Today’s Tip is a simple one … in genealogy there are some things we must never forget and we must always accept.
If you saw my posts three days ago, you know that January 27th is International Holocaust Remembrance Day. A day and a horrific event that we must never forget, especially as genealogists.
As genealogists and family historians we are most likely more aware of the differences that permeate our families. Most families are far from ‘pure’ anything. We may go back a long, long way in lots of places — for instance my Phillips family was in Cornwall from at least the 1536 to 1912, with Cornishmen marrying Cornishwomen. But then … my Gramps emigrated, my Nana emigrated and when my Dad got married, he married a nice Bohemian girl!
My wife’s family was 100% Italian … until I came along!

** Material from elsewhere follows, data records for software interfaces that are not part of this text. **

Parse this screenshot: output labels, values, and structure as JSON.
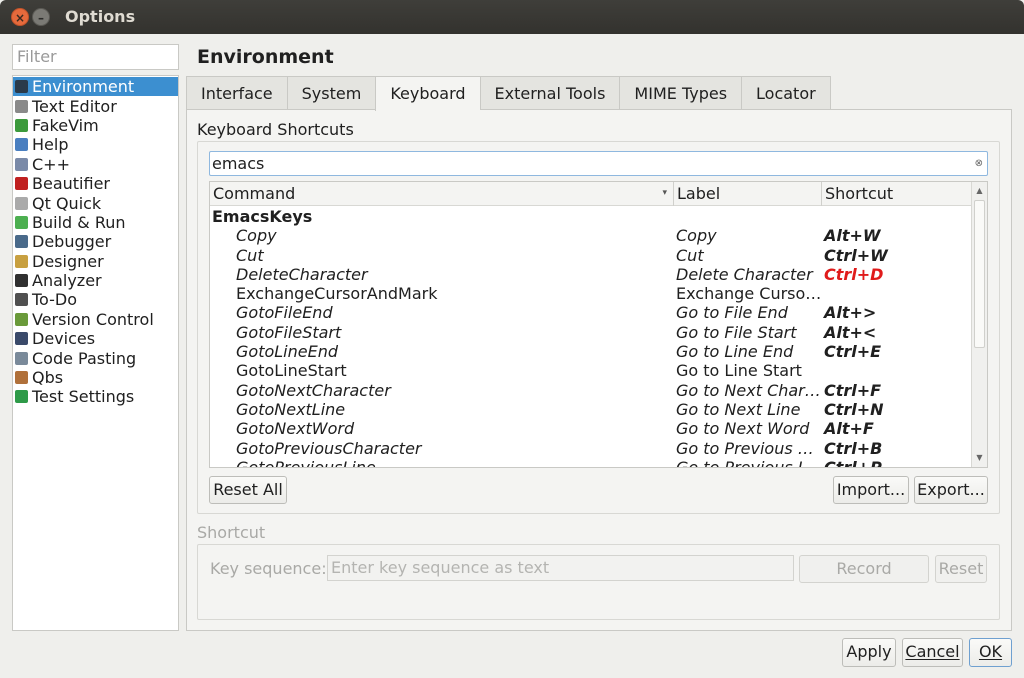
{
  "window": {
    "title": "Options",
    "close_glyph": "×",
    "minimize_glyph": "–"
  },
  "sidebar": {
    "filter_placeholder": "Filter",
    "items": [
      {
        "label": "Environment",
        "icon": "monitor-icon",
        "color": "#2a3a4a"
      },
      {
        "label": "Text Editor",
        "icon": "text-doc-icon",
        "color": "#8a8a8a"
      },
      {
        "label": "FakeVim",
        "icon": "vim-icon",
        "color": "#3c9a3c"
      },
      {
        "label": "Help",
        "icon": "help-globe-icon",
        "color": "#4a7fc0"
      },
      {
        "label": "C++",
        "icon": "cpp-icon",
        "color": "#7a8aa8"
      },
      {
        "label": "Beautifier",
        "icon": "shoe-icon",
        "color": "#c02020"
      },
      {
        "label": "Qt Quick",
        "icon": "qtquick-icon",
        "color": "#aaaaaa"
      },
      {
        "label": "Build & Run",
        "icon": "build-run-icon",
        "color": "#4caf50"
      },
      {
        "label": "Debugger",
        "icon": "debugger-icon",
        "color": "#4a6a8a"
      },
      {
        "label": "Designer",
        "icon": "designer-icon",
        "color": "#c8a040"
      },
      {
        "label": "Analyzer",
        "icon": "analyzer-icon",
        "color": "#303030"
      },
      {
        "label": "To-Do",
        "icon": "todo-icon",
        "color": "#505050"
      },
      {
        "label": "Version Control",
        "icon": "version-control-icon",
        "color": "#6a9a3a"
      },
      {
        "label": "Devices",
        "icon": "devices-icon",
        "color": "#3a4a6a"
      },
      {
        "label": "Code Pasting",
        "icon": "code-pasting-icon",
        "color": "#7a8a9a"
      },
      {
        "label": "Qbs",
        "icon": "qbs-hammer-icon",
        "color": "#b0703a"
      },
      {
        "label": "Test Settings",
        "icon": "qa-icon",
        "color": "#2e9a48"
      }
    ],
    "selected_index": 0
  },
  "main": {
    "title": "Environment",
    "tabs": [
      "Interface",
      "System",
      "Keyboard",
      "External Tools",
      "MIME Types",
      "Locator"
    ],
    "active_tab": "Keyboard",
    "group_title": "Keyboard Shortcuts",
    "search_value": "emacs",
    "table": {
      "columns": [
        "Command",
        "Label",
        "Shortcut"
      ],
      "group": "EmacsKeys",
      "rows": [
        {
          "command": "Copy",
          "label": "Copy",
          "shortcut": "Alt+W",
          "modified": true,
          "conflict": false
        },
        {
          "command": "Cut",
          "label": "Cut",
          "shortcut": "Ctrl+W",
          "modified": true,
          "conflict": false
        },
        {
          "command": "DeleteCharacter",
          "label": "Delete Character",
          "shortcut": "Ctrl+D",
          "modified": true,
          "conflict": true
        },
        {
          "command": "ExchangeCursorAndMark",
          "label": "Exchange Curso…",
          "shortcut": "",
          "modified": false,
          "conflict": false
        },
        {
          "command": "GotoFileEnd",
          "label": "Go to File End",
          "shortcut": "Alt+>",
          "modified": true,
          "conflict": false
        },
        {
          "command": "GotoFileStart",
          "label": "Go to File Start",
          "shortcut": "Alt+<",
          "modified": true,
          "conflict": false
        },
        {
          "command": "GotoLineEnd",
          "label": "Go to Line End",
          "shortcut": "Ctrl+E",
          "modified": true,
          "conflict": false
        },
        {
          "command": "GotoLineStart",
          "label": "Go to Line Start",
          "shortcut": "",
          "modified": false,
          "conflict": false
        },
        {
          "command": "GotoNextCharacter",
          "label": "Go to Next Char…",
          "shortcut": "Ctrl+F",
          "modified": true,
          "conflict": false
        },
        {
          "command": "GotoNextLine",
          "label": "Go to Next Line",
          "shortcut": "Ctrl+N",
          "modified": true,
          "conflict": false
        },
        {
          "command": "GotoNextWord",
          "label": "Go to Next Word",
          "shortcut": "Alt+F",
          "modified": true,
          "conflict": false
        },
        {
          "command": "GotoPreviousCharacter",
          "label": "Go to Previous C…",
          "shortcut": "Ctrl+B",
          "modified": true,
          "conflict": false
        },
        {
          "command": "GotoPreviousLine",
          "label": "Go to Previous Line",
          "shortcut": "Ctrl+P",
          "modified": true,
          "conflict": false
        }
      ]
    },
    "buttons": {
      "reset_all": "Reset All",
      "import": "Import...",
      "export": "Export..."
    },
    "shortcut_section": {
      "title": "Shortcut",
      "key_sequence_label": "Key sequence:",
      "key_sequence_placeholder": "Enter key sequence as text",
      "record": "Record",
      "reset": "Reset"
    }
  },
  "footer": {
    "apply": "Apply",
    "cancel": "Cancel",
    "ok": "OK"
  },
  "colors": {
    "selection": "#3c8fd0",
    "conflict": "#e01b1b",
    "titlebar": "#3a3935"
  }
}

So the incredible horror of the holocaust … of one group of people deciding that other groups of people needed to be eradicated from the Earth should be even more horrific in our eyes, I believe. The mere fact that these people were Jewish or Gypsies, homosexual, or mix-blooded, or followed different philosophical policies was not any reason to try and exterminate them!
As a person with Bohemian blood in his veins, I also know of the attempted genocide against the Bohemians by the Hapsburgs.
Additionally, I am the son of a Liberator. Consequently, I have heard first hand accounts of the horrors of the holocaust. My father was with the first liberators of Langenstein Concentration Camp. He saw, witnessed, and vomited at the horror of the camps. He was effected by it his whole life. While he rarely spoke of it, he did finally tell his stories one time … because, thank God, he wanted my children to hear what it was like and what it did to him.
So …. never forget the Holocaust. Never forget that none of us are probably pure anything!
Be accepting of others and be ever vigilant!
Onward To Our Past,